Criterion 1. Impact of the condition on the health of individuals and populations
The proposal addresses the following questions:
- Is the condition or disease associated with a significant burden in the U.S. population, in terms of prevalence, mortality, morbidity, individual suffering, or loss of productivity?
- Alternatively, does the condition or disease impose a significant burden on a smaller number of people who have a rare disease?
Criterion 2. Potential for the study to improve health care and outcomes
The proposal has the potential to lead to meaningful improvement in the quality and efficiency of care and to improvements in outcomes that are important to patients. It addresses the following questions:
- Does the research question address a critical gap in current knowledge?
- Has it been identified as important by patient, caregiver, or clinician groups?
- Do wide variations in practice patterns suggest current clinical uncertainty?
- Is the research novel or innovative in its methods or approach, in the population being studied, or in the intervention being evaluated, in ways that make it likely to improve care?
- Do preliminary studies indicate potential for a sizeable benefit of the intervention relative to current practice? How likely is it that positive findings could be disseminated quickly and affect changes in current practice?
Criterion 3. Technical merit
The proposal has the technical merit to meet study goals. It includes:
- A clear research plan with rigorous methods and key milestones and timeline clearly articulated
- A research team with necessary expertise
- A research environment sufficient to support the conduct of the work with appropriate resources
- A diverse study population with respect to age, gender, race, ethnicity, and clinical status, as appropriate
- A focus on a defined population for whom effectiveness information is particularly needed
- Will there be any matching funds or in-kind support from other sources that will help co-support the project?
Criterion 4. Patient-centeredness
The proposal demonstrates patient-centeredness. It addresses the following:
- Is the research focused on questions that affect outcomes that matter to patients and their caregivers?
- Does the research address one or more of the key questions mentioned in PCORI’s definition of patient-centered outcomes research?
- How credible are claims that engaged patients and stakeholders will exert meaningful influence on the design and conduct of the research to ensure patient-centeredness of the questions and outcomes addressed?
Criterion 5. Patient and stakeholder engagement
The proposal integrates patients and stakeholders in the development of the research plan and in key elements of conducting the research. It addresses the following:
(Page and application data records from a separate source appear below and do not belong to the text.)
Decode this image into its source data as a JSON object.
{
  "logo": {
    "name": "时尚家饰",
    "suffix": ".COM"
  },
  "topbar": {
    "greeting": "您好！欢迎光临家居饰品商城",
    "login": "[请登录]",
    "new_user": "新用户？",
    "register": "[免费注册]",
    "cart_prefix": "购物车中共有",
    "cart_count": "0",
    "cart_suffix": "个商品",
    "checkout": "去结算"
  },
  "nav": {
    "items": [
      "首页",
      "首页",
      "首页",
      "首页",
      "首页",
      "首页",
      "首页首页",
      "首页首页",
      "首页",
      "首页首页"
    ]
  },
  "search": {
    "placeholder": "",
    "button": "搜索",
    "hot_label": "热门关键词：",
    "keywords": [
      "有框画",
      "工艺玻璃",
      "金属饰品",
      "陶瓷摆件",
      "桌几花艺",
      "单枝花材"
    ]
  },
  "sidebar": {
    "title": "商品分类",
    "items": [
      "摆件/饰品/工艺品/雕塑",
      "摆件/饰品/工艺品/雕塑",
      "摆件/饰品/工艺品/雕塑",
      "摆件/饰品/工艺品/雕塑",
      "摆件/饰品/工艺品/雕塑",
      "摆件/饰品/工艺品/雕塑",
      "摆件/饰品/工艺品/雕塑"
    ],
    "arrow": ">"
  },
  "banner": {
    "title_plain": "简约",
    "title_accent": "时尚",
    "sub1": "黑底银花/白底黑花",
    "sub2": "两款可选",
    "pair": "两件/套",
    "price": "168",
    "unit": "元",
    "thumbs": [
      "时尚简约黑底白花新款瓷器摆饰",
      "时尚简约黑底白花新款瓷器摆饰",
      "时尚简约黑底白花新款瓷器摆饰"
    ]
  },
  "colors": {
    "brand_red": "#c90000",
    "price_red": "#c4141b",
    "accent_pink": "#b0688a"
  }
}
- Does the proposal describe how patients and stakeholders were or will be identified and engaged in the research?
- Are the roles of patients and key stakeholders significant in formulating the study’s research questions, hypotheses, and design and in the study’s conduct and dissemination of results?
- Are the roles proposed for patients and stakeholders in any planned dissemination or implementation plans meaningful and likely to be effective?
- If engagement is not applicable to the proposed research, does the application justify why it is not?
Criterion 6. Potential for meaningful follow-on studies or grants
How likely is it that the expected results will be lead to meaningful follow-on PCOR or CER projects and externally funded grants?